The Gallic group consists of four prograde outer moons that are named after characters in Gallic mythology – Albiorix, Bebhionn, Erriapus, and Tarvos. Here too, the moons are similar in appearance and have orbits that range from 16 to 19 million km. Their inclinations are in the 35°-40° range, their eccentricities around 0.53, and they range in size from 6 to 32 km.
Last, there is the Norse group, which consists of 29 retrograde outer moons that take their names from Norse mythology. These satellites range in size from 6 to 18 km, their distances from 12 and 24 million km, their inclinations between 136° and 175°, and their eccentricities between 0.13 and 0.77. This group is also sometimes referred to as the Phoebe group, due to the presence of a single larger moon in the group – which measures 240 km in diameter. The second-largest, Ymir, measures 18 km across.
Within the Inner and Outer Large Moons, there are also those belonging to the Alkyonide group. These moons – Methone, Anthe, and Pallene – are named after the Alkyonides of Greek mythology, are located between the orbits of Mimas and Enceladus, and are among the smallest moons around Saturn. Some of the larger moons even have moons of their own, which are known as Trojan moons. For instance, Tethys has two trojans – Telesto and Calypso, while Dione has Helene and Polydeuces.
It is thought that Saturn’s moon of Titan, its mid-sized moons and rings developed in a way that is closer to the Galilean moons of Jupiter. In short, this would mean that the regular moons formed from a circumplanetary disc, a ring of accreting gas, and solid debris similar to a protoplanetary disc. Meanwhile, the outer, irregular moons are believed to have been objects that were captured by Saturn’s gravity and remained in distant orbits.
However, there are some variations to this theory. In one alternative scenario, two Titan-sized moons were formed from an accretion disc around Saturn; the second one eventually broke up to produce the rings and inner mid-sized moons. In another, two large moons fused together to form Titan, and the collision scattered icy debris that formed to create the mid-sized moons.
However, the mechanics of how the moon formed remains a mystery for the time being. With additional missions mounted to study the atmospheres, compositions, and surfaces of these moons, we may begin to understand where they truly came from.
Much like Jupiter, and all the other gas giants, Saturn’s system of satellites is extensive as it is impressive.
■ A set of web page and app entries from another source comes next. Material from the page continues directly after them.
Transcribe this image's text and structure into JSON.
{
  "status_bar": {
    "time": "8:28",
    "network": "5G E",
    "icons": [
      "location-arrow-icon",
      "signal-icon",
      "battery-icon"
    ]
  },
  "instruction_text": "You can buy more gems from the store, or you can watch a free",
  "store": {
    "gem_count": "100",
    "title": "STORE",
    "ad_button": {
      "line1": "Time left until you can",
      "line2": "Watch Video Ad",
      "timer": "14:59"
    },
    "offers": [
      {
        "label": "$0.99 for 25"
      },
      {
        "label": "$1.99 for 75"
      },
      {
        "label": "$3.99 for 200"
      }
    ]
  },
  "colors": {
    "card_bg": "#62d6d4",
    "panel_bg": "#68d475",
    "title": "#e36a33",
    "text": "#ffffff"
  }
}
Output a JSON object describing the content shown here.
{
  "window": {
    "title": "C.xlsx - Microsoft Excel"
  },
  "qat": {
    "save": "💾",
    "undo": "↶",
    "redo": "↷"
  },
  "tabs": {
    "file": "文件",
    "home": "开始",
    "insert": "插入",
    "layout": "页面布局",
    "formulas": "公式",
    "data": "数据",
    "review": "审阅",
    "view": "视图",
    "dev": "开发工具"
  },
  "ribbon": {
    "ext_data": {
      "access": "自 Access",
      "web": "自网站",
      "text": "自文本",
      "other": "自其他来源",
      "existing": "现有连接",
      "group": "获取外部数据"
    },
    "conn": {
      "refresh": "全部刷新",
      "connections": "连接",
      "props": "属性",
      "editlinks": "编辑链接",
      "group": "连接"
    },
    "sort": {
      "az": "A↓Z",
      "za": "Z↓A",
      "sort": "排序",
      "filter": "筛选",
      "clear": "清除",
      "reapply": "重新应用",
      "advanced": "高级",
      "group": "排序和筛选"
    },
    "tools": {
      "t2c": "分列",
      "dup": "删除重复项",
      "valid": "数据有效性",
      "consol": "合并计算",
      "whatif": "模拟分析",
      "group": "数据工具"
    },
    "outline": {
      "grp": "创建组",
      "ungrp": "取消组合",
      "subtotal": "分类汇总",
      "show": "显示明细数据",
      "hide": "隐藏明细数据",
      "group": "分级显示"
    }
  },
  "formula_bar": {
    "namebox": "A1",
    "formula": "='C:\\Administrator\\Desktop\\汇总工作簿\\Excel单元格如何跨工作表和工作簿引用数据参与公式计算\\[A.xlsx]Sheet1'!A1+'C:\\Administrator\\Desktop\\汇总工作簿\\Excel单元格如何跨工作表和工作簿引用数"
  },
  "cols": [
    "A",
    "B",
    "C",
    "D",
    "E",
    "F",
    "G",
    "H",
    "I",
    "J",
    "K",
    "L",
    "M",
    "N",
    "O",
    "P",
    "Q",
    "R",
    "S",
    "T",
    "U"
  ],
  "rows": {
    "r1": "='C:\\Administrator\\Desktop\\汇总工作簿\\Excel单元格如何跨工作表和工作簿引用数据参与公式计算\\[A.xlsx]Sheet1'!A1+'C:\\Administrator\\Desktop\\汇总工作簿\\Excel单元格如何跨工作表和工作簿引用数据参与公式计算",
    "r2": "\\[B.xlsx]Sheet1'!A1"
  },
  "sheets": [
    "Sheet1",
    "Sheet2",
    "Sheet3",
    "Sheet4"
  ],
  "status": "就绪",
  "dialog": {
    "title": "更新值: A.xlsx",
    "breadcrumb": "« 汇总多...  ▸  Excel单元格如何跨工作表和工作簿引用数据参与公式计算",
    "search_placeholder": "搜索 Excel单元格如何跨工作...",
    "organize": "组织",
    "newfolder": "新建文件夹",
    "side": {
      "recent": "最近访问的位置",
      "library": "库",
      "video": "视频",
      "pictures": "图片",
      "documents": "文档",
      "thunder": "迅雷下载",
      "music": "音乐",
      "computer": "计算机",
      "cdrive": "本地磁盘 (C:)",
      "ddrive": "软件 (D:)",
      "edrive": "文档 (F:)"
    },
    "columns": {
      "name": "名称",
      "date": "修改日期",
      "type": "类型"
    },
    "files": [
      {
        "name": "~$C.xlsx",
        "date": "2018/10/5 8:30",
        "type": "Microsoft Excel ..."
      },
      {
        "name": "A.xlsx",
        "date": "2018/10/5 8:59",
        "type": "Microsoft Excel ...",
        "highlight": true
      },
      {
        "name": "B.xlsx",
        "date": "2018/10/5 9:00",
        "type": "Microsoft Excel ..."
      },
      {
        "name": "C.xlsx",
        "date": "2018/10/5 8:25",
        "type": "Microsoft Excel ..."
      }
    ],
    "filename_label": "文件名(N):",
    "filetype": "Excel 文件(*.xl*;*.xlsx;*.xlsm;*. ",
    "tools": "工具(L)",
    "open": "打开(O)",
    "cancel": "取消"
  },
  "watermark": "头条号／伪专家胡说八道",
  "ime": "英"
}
In addition to the larger moons that are believed to have formed from a massive debris field that once orbited it, it also has countless smaller satellites that were captured by its gravitational field over the course of billions of years. One can only imagine how many more remain to be found orbiting the ringed giant.